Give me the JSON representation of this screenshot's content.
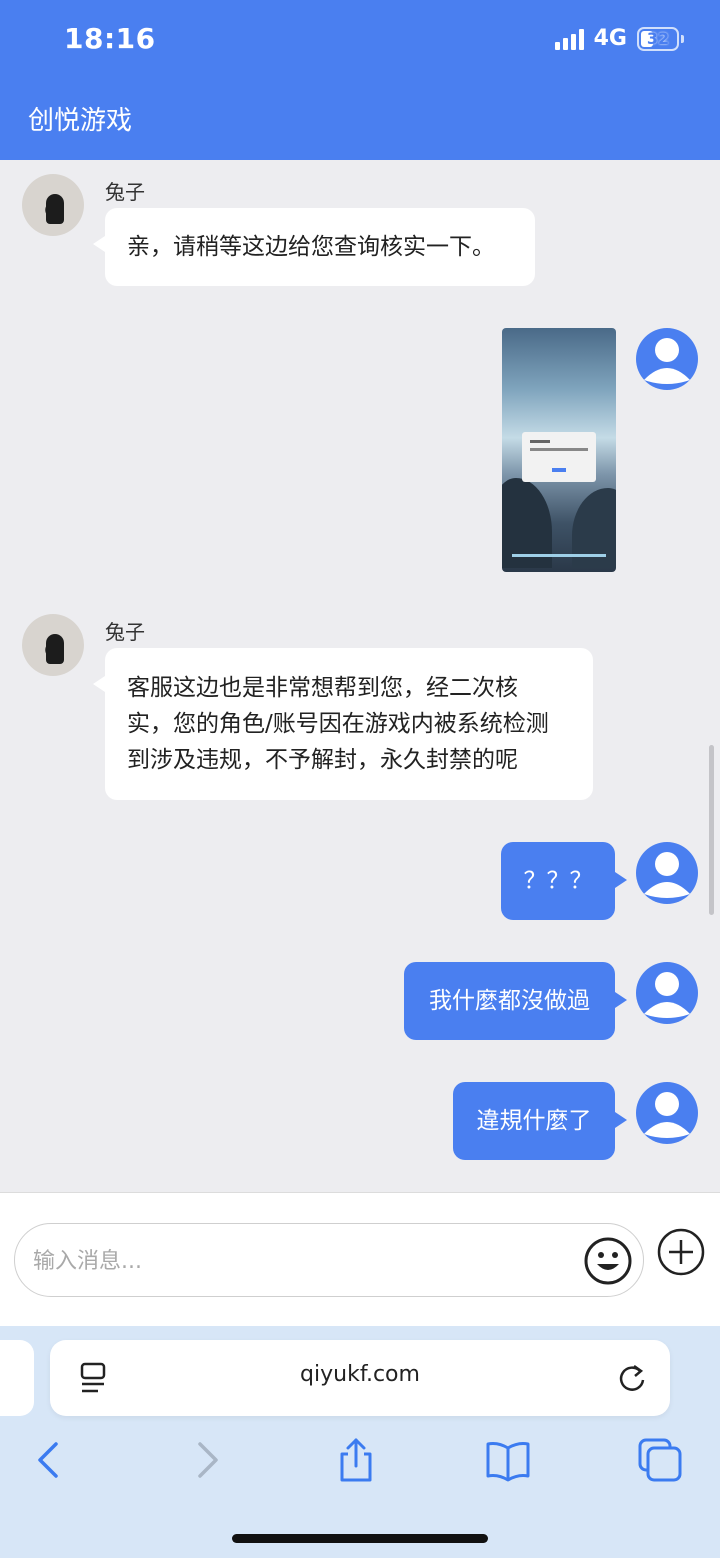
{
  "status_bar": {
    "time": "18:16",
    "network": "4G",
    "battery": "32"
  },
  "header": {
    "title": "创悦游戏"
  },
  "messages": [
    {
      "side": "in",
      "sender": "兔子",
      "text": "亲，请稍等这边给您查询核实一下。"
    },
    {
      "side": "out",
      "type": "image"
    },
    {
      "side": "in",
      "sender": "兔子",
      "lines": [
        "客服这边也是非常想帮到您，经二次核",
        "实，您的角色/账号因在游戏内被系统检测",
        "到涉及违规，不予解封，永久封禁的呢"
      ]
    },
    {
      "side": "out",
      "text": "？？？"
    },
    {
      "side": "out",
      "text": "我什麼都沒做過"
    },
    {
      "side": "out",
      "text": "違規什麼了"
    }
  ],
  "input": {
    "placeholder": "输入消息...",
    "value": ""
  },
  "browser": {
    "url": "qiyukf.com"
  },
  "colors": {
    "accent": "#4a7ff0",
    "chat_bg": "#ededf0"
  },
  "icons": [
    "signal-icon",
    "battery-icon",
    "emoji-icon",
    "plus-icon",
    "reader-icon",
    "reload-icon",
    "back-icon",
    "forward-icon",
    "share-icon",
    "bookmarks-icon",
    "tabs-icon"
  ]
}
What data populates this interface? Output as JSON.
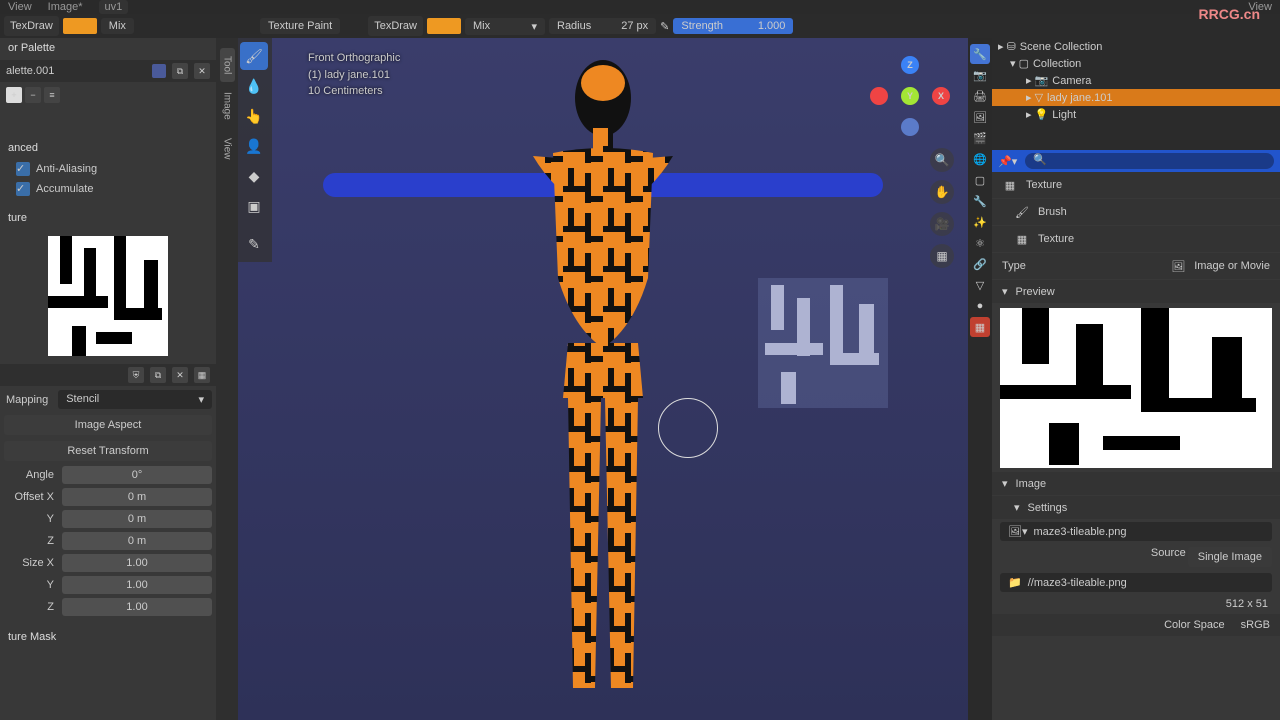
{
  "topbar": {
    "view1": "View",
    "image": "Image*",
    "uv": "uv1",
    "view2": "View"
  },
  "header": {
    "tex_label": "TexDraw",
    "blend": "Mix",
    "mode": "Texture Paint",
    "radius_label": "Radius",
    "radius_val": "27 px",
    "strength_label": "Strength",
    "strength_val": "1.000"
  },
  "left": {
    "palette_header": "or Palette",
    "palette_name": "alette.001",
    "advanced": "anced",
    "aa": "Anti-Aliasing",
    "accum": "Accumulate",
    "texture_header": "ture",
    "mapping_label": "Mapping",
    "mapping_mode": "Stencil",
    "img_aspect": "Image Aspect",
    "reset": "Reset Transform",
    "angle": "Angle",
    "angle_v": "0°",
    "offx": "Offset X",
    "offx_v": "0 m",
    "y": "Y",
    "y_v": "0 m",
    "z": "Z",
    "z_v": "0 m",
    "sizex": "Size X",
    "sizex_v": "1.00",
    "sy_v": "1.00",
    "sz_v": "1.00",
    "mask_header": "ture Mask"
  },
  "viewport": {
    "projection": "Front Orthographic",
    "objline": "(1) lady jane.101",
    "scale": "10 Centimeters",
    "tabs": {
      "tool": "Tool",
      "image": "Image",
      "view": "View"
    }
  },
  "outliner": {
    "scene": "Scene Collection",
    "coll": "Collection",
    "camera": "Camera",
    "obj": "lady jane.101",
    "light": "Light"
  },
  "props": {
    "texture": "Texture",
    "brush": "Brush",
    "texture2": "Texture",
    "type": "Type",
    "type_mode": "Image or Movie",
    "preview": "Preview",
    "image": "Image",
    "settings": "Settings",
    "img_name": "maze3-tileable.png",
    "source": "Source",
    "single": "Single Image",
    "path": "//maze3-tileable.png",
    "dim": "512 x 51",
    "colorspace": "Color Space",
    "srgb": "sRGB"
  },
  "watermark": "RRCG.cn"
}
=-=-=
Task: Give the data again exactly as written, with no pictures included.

Solved exercise:
Give me the JSON representation of this screenshot's content.
{
  "status_bar": {
    "time": "18:16",
    "network": "4G",
    "battery": "32"
  },
  "header": {
    "title": "创悦游戏"
  },
  "messages": [
    {
      "side": "in",
      "sender": "兔子",
      "text": "亲，请稍等这边给您查询核实一下。"
    },
    {
      "side": "out",
      "type": "image"
    },
    {
      "side": "in",
      "sender": "兔子",
      "lines": [
        "客服这边也是非常想帮到您，经二次核",
        "实，您的角色/账号因在游戏内被系统检测",
        "到涉及违规，不予解封，永久封禁的呢"
      ]
    },
    {
      "side": "out",
      "text": "？？？"
    },
    {
      "side": "out",
      "text": "我什麼都沒做過"
    },
    {
      "side": "out",
      "text": "違規什麼了"
    }
  ],
  "input": {
    "placeholder": "输入消息...",
    "value": ""
  },
  "browser": {
    "url": "qiyukf.com"
  },
  "colors": {
    "accent": "#4a7ff0",
    "chat_bg": "#ededf0"
  },
  "icons": [
    "signal-icon",
    "battery-icon",
    "emoji-icon",
    "plus-icon",
    "reader-icon",
    "reload-icon",
    "back-icon",
    "forward-icon",
    "share-icon",
    "bookmarks-icon",
    "tabs-icon"
  ]
}
What data populates this interface? Output as JSON.
{
  "topbar": {
    "view1": "View",
    "image": "Image*",
    "uv": "uv1",
    "view2": "View"
  },
  "header": {
    "tex_label": "TexDraw",
    "blend": "Mix",
    "mode": "Texture Paint",
    "radius_label": "Radius",
    "radius_val": "27 px",
    "strength_label": "Strength",
    "strength_val": "1.000"
  },
  "left": {
    "palette_header": "or Palette",
    "palette_name": "alette.001",
    "advanced": "anced",
    "aa": "Anti-Aliasing",
    "accum": "Accumulate",
    "texture_header": "ture",
    "mapping_label": "Mapping",
    "mapping_mode": "Stencil",
    "img_aspect": "Image Aspect",
    "reset": "Reset Transform",
    "angle": "Angle",
    "angle_v": "0°",
    "offx": "Offset X",
    "offx_v": "0 m",
    "y": "Y",
    "y_v": "0 m",
    "z": "Z",
    "z_v": "0 m",
    "sizex": "Size X",
    "sizex_v": "1.00",
    "sy_v": "1.00",
    "sz_v": "1.00",
    "mask_header": "ture Mask"
  },
  "viewport": {
    "projection": "Front Orthographic",
    "objline": "(1) lady jane.101",
    "scale": "10 Centimeters",
    "tabs": {
      "tool": "Tool",
      "image": "Image",
      "view": "View"
    }
  },
  "outliner": {
    "scene": "Scene Collection",
    "coll": "Collection",
    "camera": "Camera",
    "obj": "lady jane.101",
    "light": "Light"
  },
  "props": {
    "texture": "Texture",
    "brush": "Brush",
    "texture2": "Texture",
    "type": "Type",
    "type_mode": "Image or Movie",
    "preview": "Preview",
    "image": "Image",
    "settings": "Settings",
    "img_name": "maze3-tileable.png",
    "source": "Source",
    "single": "Single Image",
    "path": "//maze3-tileable.png",
    "dim": "512 x 51",
    "colorspace": "Color Space",
    "srgb": "sRGB"
  },
  "watermark": "RRCG.cn"
}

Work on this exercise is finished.